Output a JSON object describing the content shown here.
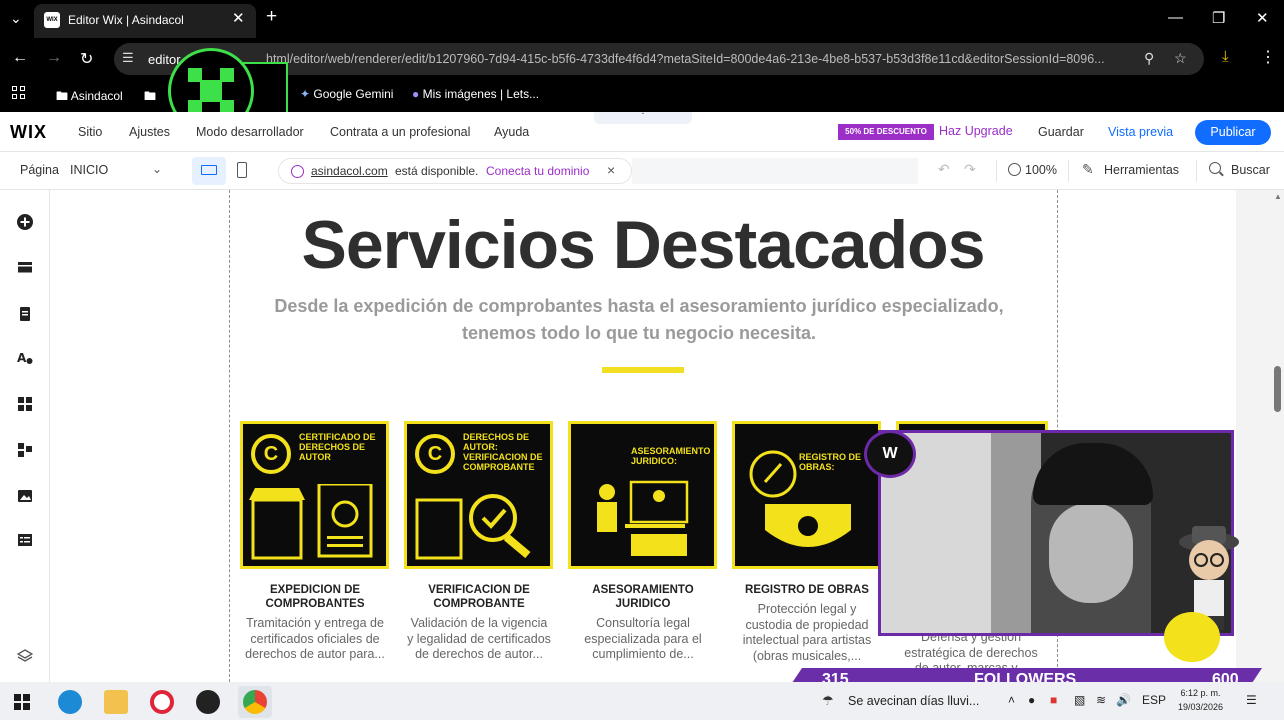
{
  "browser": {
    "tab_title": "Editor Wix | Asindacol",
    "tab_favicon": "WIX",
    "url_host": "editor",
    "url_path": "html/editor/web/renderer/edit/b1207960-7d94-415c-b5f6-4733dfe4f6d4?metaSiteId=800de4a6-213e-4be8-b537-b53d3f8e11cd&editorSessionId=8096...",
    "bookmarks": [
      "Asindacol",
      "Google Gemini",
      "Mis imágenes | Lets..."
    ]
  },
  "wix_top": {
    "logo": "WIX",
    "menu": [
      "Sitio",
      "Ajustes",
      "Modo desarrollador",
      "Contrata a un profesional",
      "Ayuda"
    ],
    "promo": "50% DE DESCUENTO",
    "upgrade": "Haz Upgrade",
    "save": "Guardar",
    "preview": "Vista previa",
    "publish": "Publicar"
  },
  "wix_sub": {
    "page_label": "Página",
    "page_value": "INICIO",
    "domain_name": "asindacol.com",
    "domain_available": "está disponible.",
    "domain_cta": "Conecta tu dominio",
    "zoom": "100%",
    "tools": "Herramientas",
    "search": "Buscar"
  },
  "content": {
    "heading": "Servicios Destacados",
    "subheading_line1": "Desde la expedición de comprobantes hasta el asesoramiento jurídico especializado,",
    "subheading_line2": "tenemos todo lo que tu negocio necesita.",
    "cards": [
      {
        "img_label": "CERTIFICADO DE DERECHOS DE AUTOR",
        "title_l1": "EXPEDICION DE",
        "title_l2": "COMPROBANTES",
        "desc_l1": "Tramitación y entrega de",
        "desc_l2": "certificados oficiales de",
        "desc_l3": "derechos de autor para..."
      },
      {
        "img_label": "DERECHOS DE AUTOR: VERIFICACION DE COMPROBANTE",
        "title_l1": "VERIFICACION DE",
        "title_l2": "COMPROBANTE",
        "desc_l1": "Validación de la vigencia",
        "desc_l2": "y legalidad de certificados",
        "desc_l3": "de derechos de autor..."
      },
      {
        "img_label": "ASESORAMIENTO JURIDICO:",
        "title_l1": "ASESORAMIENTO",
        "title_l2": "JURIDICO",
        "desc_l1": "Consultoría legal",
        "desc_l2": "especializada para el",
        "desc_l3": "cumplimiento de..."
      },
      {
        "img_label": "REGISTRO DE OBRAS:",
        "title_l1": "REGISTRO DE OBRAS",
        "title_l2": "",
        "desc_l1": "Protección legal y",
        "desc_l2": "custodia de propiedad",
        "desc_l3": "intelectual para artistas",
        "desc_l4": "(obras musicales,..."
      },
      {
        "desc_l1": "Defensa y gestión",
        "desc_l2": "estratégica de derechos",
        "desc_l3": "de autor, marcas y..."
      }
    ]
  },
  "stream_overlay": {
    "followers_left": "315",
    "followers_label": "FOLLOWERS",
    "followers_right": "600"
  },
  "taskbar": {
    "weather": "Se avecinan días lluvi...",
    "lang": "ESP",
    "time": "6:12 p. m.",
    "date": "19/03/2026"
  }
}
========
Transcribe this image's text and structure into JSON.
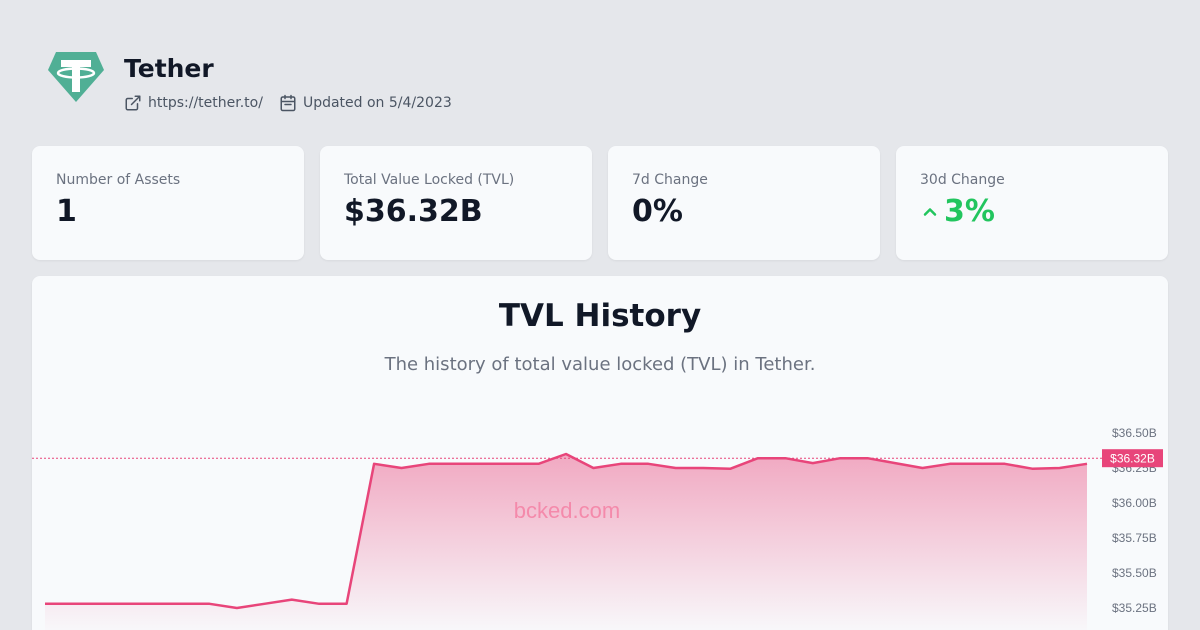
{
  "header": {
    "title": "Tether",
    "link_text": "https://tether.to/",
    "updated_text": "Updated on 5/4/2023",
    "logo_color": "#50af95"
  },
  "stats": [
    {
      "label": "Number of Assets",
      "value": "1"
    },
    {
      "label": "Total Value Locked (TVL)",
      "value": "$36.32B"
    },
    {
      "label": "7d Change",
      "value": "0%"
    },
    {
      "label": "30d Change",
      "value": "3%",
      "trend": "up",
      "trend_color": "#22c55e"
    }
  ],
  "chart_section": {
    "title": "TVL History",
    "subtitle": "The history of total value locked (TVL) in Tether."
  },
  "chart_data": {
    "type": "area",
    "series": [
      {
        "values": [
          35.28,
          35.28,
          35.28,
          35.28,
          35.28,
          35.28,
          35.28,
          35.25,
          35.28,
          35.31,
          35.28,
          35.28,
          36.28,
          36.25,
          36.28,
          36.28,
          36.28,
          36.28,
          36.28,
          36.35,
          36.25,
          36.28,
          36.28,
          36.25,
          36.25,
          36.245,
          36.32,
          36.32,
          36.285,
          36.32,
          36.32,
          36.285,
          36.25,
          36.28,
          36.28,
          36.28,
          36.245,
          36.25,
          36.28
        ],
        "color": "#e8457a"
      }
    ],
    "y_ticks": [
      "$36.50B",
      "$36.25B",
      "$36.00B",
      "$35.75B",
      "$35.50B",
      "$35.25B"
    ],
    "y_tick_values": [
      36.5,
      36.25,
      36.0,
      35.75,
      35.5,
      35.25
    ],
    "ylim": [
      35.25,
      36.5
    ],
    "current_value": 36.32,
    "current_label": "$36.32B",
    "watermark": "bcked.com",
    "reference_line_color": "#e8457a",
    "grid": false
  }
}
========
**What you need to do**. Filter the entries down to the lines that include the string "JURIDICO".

**Reply**.
        "img_label": "ASESORAMIENTO JURIDICO:",
        "title_l2": "JURIDICO",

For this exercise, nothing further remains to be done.